Extracted data:
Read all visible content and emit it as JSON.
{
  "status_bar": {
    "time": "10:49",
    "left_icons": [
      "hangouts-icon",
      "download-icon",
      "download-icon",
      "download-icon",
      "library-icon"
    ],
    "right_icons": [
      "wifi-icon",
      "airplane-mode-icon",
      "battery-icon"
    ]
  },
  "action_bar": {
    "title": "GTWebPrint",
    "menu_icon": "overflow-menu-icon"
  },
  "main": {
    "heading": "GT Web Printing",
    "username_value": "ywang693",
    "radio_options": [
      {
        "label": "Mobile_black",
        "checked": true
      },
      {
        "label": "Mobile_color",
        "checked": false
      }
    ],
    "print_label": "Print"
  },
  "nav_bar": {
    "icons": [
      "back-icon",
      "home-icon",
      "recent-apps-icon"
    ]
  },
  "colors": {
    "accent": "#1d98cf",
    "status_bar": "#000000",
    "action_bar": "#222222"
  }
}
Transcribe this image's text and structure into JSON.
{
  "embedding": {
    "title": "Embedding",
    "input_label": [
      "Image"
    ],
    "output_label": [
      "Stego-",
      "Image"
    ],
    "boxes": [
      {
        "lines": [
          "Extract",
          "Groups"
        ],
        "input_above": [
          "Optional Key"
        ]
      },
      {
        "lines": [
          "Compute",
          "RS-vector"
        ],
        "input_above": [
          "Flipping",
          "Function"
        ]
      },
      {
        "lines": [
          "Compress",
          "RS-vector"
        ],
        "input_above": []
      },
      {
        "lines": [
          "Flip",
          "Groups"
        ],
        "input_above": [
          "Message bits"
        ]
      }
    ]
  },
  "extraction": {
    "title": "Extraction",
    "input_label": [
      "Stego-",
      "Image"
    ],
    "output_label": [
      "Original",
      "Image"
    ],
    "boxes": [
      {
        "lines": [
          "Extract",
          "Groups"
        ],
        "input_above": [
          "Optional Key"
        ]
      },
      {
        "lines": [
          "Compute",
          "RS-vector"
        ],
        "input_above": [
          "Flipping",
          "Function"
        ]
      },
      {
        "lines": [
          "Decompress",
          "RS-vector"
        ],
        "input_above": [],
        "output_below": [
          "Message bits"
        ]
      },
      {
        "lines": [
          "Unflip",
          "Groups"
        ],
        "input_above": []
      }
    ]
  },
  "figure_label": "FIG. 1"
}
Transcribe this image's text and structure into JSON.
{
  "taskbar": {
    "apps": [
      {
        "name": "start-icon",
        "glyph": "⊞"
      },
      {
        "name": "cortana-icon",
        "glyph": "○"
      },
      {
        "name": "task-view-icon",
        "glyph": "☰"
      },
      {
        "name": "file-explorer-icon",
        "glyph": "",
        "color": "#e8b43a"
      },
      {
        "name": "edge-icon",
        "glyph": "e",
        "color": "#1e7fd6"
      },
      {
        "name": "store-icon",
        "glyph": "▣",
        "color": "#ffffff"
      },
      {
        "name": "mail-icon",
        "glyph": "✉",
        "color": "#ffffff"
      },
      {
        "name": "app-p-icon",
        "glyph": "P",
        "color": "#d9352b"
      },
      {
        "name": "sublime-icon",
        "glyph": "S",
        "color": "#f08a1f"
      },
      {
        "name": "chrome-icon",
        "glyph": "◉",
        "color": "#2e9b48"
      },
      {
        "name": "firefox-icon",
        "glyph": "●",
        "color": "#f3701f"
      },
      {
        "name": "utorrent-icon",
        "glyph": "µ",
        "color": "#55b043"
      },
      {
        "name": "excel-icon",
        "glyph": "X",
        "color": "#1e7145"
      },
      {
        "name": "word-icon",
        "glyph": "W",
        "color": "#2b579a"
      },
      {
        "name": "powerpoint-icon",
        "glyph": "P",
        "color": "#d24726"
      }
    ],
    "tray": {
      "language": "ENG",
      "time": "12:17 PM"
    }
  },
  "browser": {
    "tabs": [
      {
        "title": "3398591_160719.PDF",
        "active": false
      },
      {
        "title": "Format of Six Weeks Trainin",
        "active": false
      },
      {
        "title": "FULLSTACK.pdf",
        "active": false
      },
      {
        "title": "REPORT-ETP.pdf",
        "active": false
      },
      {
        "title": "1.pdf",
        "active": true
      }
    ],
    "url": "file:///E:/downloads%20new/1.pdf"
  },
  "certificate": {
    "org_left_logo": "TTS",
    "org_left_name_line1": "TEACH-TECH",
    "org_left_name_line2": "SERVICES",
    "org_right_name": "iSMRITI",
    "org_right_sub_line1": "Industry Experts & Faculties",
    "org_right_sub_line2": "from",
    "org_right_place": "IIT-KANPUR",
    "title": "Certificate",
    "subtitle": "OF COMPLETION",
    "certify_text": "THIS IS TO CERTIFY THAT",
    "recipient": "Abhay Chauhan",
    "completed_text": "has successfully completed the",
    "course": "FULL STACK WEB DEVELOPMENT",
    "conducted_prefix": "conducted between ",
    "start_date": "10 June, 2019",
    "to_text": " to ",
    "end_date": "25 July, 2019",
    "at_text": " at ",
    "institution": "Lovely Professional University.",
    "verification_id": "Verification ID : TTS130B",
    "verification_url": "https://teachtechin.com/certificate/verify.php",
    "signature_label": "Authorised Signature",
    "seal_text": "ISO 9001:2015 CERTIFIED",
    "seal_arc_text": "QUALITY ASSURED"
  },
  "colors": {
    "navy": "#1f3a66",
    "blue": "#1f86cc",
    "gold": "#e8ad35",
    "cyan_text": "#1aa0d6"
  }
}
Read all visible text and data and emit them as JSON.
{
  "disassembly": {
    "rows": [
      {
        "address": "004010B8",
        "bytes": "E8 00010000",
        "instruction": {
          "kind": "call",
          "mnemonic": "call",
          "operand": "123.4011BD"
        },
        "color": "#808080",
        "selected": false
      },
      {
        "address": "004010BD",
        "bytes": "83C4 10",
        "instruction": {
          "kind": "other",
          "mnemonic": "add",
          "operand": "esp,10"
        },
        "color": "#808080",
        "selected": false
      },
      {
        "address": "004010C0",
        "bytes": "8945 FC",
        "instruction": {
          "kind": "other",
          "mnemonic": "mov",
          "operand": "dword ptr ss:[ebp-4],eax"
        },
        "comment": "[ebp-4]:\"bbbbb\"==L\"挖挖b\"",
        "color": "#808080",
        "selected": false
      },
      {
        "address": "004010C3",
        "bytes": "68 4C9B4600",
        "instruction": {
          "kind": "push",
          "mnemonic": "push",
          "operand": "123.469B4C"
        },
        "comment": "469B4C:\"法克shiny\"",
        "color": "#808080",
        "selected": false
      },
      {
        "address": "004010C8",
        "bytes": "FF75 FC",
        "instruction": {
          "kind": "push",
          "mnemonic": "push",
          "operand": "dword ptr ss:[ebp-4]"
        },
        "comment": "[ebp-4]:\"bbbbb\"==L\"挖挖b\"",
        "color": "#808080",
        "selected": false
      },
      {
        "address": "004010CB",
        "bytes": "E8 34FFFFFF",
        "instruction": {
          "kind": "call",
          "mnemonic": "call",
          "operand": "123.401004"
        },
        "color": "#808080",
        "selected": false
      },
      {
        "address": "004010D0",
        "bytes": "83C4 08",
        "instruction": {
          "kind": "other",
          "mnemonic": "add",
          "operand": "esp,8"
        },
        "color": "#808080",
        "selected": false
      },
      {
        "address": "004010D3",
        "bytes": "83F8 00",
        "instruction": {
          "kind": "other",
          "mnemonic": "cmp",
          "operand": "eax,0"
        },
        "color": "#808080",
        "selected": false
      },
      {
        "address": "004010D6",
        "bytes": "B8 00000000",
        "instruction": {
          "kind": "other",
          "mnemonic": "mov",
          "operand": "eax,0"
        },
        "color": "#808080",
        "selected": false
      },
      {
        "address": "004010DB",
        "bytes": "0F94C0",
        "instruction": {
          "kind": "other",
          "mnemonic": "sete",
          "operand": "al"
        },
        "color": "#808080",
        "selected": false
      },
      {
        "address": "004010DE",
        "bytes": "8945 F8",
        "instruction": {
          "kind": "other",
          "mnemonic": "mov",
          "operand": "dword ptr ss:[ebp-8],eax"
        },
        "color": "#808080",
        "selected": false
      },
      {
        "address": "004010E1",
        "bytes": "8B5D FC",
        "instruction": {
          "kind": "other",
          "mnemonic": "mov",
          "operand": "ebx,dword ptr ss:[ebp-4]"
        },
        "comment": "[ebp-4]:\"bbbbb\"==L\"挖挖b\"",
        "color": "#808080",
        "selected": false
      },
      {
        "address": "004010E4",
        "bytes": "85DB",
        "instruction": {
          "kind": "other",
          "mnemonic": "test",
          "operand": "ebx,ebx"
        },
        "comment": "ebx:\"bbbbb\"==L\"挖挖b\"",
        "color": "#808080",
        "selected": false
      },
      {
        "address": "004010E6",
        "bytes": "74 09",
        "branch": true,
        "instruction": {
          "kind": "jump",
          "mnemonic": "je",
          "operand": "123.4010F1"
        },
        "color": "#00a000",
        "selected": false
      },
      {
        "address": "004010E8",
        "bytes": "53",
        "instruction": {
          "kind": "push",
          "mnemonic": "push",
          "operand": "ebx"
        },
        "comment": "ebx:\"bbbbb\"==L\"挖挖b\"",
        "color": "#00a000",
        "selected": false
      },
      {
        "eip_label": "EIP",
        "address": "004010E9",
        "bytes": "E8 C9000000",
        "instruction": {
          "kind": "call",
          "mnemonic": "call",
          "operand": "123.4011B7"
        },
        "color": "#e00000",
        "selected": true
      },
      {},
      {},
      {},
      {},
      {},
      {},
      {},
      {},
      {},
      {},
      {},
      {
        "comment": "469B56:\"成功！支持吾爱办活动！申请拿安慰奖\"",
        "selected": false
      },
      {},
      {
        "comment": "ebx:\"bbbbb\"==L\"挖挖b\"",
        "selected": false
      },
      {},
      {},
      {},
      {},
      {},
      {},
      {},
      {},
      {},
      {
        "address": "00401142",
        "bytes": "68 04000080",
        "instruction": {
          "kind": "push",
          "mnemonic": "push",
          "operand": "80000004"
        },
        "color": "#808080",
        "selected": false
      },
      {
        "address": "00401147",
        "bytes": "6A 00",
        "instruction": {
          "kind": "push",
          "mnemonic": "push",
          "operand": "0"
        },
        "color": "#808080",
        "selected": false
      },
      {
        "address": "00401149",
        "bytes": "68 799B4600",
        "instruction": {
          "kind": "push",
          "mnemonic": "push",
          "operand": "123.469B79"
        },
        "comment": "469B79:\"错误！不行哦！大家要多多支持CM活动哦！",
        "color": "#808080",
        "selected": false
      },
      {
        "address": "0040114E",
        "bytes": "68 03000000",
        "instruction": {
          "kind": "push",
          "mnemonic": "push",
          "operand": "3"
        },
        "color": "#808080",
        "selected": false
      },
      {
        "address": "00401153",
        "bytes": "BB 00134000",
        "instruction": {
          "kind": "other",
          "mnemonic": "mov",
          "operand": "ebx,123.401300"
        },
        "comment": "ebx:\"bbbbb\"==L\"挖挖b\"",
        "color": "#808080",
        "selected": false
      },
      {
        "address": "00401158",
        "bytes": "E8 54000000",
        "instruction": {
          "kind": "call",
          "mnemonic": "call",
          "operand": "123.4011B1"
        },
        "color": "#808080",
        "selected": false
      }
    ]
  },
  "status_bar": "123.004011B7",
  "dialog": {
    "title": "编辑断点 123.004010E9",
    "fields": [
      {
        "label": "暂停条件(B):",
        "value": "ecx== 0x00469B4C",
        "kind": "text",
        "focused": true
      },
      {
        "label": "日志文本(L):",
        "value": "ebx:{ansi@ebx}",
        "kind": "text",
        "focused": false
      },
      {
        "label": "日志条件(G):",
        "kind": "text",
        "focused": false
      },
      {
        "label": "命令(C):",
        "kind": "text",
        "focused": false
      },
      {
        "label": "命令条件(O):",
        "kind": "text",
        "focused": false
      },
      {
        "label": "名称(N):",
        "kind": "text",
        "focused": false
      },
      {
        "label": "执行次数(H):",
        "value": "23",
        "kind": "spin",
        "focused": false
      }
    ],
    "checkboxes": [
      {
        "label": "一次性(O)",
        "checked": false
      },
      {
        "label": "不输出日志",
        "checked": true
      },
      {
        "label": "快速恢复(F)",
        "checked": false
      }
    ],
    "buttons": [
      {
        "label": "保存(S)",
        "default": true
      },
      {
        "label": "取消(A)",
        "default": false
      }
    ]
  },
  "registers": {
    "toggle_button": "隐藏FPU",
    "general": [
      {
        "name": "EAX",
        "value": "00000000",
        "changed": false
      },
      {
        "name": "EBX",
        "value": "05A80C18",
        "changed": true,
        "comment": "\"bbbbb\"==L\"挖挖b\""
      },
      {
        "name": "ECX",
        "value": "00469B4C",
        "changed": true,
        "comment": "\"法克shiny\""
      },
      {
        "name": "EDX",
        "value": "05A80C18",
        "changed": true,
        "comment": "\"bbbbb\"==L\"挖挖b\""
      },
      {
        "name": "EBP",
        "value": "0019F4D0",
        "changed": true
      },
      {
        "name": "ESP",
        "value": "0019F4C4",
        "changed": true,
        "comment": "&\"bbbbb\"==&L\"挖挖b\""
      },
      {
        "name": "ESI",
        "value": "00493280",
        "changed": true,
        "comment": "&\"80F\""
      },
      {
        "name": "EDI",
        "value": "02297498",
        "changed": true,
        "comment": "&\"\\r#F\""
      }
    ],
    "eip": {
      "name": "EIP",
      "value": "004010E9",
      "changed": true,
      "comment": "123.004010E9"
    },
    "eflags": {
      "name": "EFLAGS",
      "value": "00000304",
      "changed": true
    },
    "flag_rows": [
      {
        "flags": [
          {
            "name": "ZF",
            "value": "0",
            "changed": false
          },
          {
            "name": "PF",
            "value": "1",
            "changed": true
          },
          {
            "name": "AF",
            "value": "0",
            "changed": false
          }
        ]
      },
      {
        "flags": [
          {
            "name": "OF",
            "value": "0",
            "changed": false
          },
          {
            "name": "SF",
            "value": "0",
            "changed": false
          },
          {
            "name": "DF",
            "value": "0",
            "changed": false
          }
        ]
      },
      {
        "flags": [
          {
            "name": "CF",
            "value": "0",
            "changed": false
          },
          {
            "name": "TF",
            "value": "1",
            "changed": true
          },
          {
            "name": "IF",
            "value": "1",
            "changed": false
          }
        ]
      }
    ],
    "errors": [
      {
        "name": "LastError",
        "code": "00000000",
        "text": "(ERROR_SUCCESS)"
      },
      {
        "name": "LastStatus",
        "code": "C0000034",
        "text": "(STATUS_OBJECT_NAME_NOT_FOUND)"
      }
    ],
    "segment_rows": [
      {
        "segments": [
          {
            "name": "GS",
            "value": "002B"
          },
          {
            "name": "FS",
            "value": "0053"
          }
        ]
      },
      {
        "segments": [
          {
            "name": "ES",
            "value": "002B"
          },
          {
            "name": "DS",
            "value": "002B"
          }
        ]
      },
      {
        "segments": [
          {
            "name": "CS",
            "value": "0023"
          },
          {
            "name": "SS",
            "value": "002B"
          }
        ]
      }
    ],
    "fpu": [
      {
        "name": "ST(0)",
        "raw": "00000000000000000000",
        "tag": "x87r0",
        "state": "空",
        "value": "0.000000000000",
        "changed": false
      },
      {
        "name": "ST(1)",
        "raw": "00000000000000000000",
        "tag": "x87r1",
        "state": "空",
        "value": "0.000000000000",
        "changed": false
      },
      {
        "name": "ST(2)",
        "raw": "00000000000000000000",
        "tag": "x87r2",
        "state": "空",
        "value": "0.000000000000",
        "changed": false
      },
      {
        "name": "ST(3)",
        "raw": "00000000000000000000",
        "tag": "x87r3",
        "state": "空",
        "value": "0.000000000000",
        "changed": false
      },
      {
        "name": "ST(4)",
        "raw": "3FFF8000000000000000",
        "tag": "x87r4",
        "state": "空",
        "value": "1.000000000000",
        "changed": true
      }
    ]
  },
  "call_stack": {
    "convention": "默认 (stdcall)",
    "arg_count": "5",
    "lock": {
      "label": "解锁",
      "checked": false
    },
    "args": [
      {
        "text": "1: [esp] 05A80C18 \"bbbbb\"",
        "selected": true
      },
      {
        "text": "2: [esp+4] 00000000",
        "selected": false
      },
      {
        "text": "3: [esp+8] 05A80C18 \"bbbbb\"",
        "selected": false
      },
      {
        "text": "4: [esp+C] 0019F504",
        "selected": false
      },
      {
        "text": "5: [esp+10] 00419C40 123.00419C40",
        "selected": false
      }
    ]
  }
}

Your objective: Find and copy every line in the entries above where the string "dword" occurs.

Result for this exercise:
          "operand": "dword ptr ss:[ebp-4],eax"
          "operand": "dword ptr ss:[ebp-4]"
          "operand": "dword ptr ss:[ebp-8],eax"
          "operand": "ebx,dword ptr ss:[ebp-4]"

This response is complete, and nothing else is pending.